=== Work order ===
Word for word, write out all of the data below.

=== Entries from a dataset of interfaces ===
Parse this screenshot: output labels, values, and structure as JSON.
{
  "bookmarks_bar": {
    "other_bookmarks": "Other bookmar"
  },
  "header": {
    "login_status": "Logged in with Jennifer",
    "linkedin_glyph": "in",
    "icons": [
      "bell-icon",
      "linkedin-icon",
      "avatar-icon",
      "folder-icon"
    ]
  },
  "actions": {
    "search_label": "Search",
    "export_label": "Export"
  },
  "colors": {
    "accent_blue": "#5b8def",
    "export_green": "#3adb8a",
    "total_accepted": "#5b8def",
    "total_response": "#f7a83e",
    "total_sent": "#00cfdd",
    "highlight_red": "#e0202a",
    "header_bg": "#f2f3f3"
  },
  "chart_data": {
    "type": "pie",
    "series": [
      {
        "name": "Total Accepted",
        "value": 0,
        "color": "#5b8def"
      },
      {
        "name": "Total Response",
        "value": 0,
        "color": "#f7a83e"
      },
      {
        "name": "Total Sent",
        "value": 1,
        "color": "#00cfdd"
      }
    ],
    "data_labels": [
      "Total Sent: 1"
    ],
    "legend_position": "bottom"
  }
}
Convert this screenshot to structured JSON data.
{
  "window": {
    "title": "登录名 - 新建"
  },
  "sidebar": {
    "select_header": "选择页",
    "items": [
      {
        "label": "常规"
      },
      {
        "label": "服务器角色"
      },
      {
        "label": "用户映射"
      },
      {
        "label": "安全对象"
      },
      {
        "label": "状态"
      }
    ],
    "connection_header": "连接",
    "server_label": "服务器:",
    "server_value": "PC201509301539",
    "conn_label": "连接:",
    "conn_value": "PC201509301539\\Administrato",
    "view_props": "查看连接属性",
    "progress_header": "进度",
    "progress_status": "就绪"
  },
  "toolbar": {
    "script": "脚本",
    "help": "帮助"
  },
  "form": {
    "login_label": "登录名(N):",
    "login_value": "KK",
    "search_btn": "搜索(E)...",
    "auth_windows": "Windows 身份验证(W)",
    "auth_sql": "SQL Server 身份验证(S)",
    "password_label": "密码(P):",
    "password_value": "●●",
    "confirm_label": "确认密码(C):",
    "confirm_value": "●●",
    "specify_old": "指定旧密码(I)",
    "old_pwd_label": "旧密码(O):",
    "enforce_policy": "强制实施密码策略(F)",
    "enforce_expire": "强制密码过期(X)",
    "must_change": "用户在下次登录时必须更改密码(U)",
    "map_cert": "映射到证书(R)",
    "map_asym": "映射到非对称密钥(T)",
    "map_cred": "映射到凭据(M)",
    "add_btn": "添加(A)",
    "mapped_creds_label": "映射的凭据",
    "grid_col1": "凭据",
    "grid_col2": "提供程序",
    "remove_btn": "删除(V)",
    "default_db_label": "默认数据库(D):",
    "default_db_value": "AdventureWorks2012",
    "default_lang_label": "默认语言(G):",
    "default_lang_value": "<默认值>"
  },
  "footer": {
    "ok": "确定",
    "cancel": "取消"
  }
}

=== Response ===
Parse this screenshot: output labels, values, and structure as JSON.
{
  "bookmarks_bar": {
    "other_bookmarks": "Other bookmar"
  },
  "header": {
    "login_status": "Logged in with Jennifer",
    "linkedin_glyph": "in",
    "icons": [
      "bell-icon",
      "linkedin-icon",
      "avatar-icon",
      "folder-icon"
    ]
  },
  "actions": {
    "search_label": "Search",
    "export_label": "Export"
  },
  "colors": {
    "accent_blue": "#5b8def",
    "export_green": "#3adb8a",
    "total_accepted": "#5b8def",
    "total_response": "#f7a83e",
    "total_sent": "#00cfdd",
    "highlight_red": "#e0202a",
    "header_bg": "#f2f3f3"
  },
  "chart_data": {
    "type": "pie",
    "series": [
      {
        "name": "Total Accepted",
        "value": 0,
        "color": "#5b8def"
      },
      {
        "name": "Total Response",
        "value": 0,
        "color": "#f7a83e"
      },
      {
        "name": "Total Sent",
        "value": 1,
        "color": "#00cfdd"
      }
    ],
    "data_labels": [
      "Total Sent: 1"
    ],
    "legend_position": "bottom"
  }
}
Convert this screenshot to structured JSON data.
{
  "window": {
    "title": "登录名 - 新建"
  },
  "sidebar": {
    "select_header": "选择页",
    "items": [
      {
        "label": "常规"
      },
      {
        "label": "服务器角色"
      },
      {
        "label": "用户映射"
      },
      {
        "label": "安全对象"
      },
      {
        "label": "状态"
      }
    ],
    "connection_header": "连接",
    "server_label": "服务器:",
    "server_value": "PC201509301539",
    "conn_label": "连接:",
    "conn_value": "PC201509301539\\Administrato",
    "view_props": "查看连接属性",
    "progress_header": "进度",
    "progress_status": "就绪"
  },
  "toolbar": {
    "script": "脚本",
    "help": "帮助"
  },
  "form": {
    "login_label": "登录名(N):",
    "login_value": "KK",
    "search_btn": "搜索(E)...",
    "auth_windows": "Windows 身份验证(W)",
    "auth_sql": "SQL Server 身份验证(S)",
    "password_label": "密码(P):",
    "password_value": "●●",
    "confirm_label": "确认密码(C):",
    "confirm_value": "●●",
    "specify_old": "指定旧密码(I)",
    "old_pwd_label": "旧密码(O):",
    "enforce_policy": "强制实施密码策略(F)",
    "enforce_expire": "强制密码过期(X)",
    "must_change": "用户在下次登录时必须更改密码(U)",
    "map_cert": "映射到证书(R)",
    "map_asym": "映射到非对称密钥(T)",
    "map_cred": "映射到凭据(M)",
    "add_btn": "添加(A)",
    "mapped_creds_label": "映射的凭据",
    "grid_col1": "凭据",
    "grid_col2": "提供程序",
    "remove_btn": "删除(V)",
    "default_db_label": "默认数据库(D):",
    "default_db_value": "AdventureWorks2012",
    "default_lang_label": "默认语言(G):",
    "default_lang_value": "<默认值>"
  },
  "footer": {
    "ok": "确定",
    "cancel": "取消"
  }
}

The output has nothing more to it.